Banlieue 13 ‘District 13’ (Pierre Morel, 2004, France)
Paris: A Dived City (Documentary, Abdullah Elshamy, 2018, France)
The Economist (Feb 6, 2020) A new wave of French films tackle social problems and taboos. Available at: https://www.economist.com/books-and-arts/2020/02/06/a-new-wave-of-french-films- tackle-social-problems-and-taboos
Gott, M. (2013) Banlieue Cinema: La Haine (1995). Available at: https://h-france.net/fffh/classics/ banlieue-cinema-la-haine-1995/
Johnston, S. (19 October, 1995) Why the Prime Minister had to see La Haine.
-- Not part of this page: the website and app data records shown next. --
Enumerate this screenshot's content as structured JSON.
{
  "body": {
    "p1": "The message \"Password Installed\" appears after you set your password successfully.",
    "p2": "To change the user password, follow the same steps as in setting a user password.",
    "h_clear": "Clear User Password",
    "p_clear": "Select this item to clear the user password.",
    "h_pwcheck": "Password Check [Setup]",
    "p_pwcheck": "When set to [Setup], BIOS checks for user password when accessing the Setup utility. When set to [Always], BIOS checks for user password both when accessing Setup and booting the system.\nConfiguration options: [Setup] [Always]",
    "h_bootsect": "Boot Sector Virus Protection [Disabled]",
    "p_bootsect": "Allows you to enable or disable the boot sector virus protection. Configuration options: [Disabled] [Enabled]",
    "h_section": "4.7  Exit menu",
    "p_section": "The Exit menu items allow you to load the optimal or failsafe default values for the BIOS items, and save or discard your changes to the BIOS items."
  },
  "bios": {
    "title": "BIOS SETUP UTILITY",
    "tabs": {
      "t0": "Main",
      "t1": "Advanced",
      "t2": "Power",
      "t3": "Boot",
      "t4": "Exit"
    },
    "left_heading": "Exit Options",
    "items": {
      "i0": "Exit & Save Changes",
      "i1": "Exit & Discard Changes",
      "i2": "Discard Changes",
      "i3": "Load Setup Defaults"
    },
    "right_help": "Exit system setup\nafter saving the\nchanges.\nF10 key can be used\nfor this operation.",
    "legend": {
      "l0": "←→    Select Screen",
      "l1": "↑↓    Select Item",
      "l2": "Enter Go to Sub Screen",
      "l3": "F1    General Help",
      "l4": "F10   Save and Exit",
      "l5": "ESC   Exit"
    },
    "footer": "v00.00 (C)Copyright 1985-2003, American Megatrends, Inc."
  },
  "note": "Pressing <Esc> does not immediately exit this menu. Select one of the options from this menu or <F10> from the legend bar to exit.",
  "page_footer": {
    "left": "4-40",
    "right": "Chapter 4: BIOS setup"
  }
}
Available at: https:// http://www.independent.co.uk/arts-entertainment/why-the-prime-minister-had-to-see-la- haine-1578297.html
National Post ( 19 January, 2015) Inside the Grande Borne: A lawless, concrete labyrinth where Paris terrorist Amedy Coulibaly grew up. Available at: https://nationalpost.com/news/inside-the- grande-borne-a-lawless-concrete-labyrinth-where-paris-terrorist-amedy-coulibaly-grew-up
Chrisafis, A. (22 October, 2015) The Guardian: ‘Nothing’s changed’: 10 years after French riots, banlieues remain in crisis. Available at: https://www.theguardian.com/world/2015/oct/22/nothings- changed-10-years-after-french-riots-banlieues-remain-in-crisis
Federation Internationale de Gymnastique: Parkour . Available at: https://parkour.sport/history.php
Petterson, D. (2014) ‘American Genre Film in the French Banlieue’, Cinema Journal 53(3),
Quandt, J. (2004) ‘Flesh and Blood: Sex and Violence in Recent French Cinema’, Artforum International 42(6). Available at: https://search.proquest.com/docview/214347803/ DE40AA0CF0774852PQ/15?accountid=17234
Vincendeau, G. (2012), ‘La haine and after: Art, politics and the Banlieue’, The Criterion Collection, Available on: https://www.criterion.com/current/posts/642-la-haine-and-after-arts- politics-and-the-banlieue.
Tarr, C. (2005), Reframing Difference: Beur and banlieue filmmaking in France, Manchester: Manchester University Press.
Durand, Jacky Libération (29 October 2005), “Pompier façon légion romaine” (Firefighters à la roman legion)
Higbee, W. (2020) Re-presenting the urban periphery: Maghrebi- French filmmaking and the banlieue filmProf Moya, J. (24 April, 2015) Social marginalisation and the emergence of a collective identity for Paris’ Magherbi youth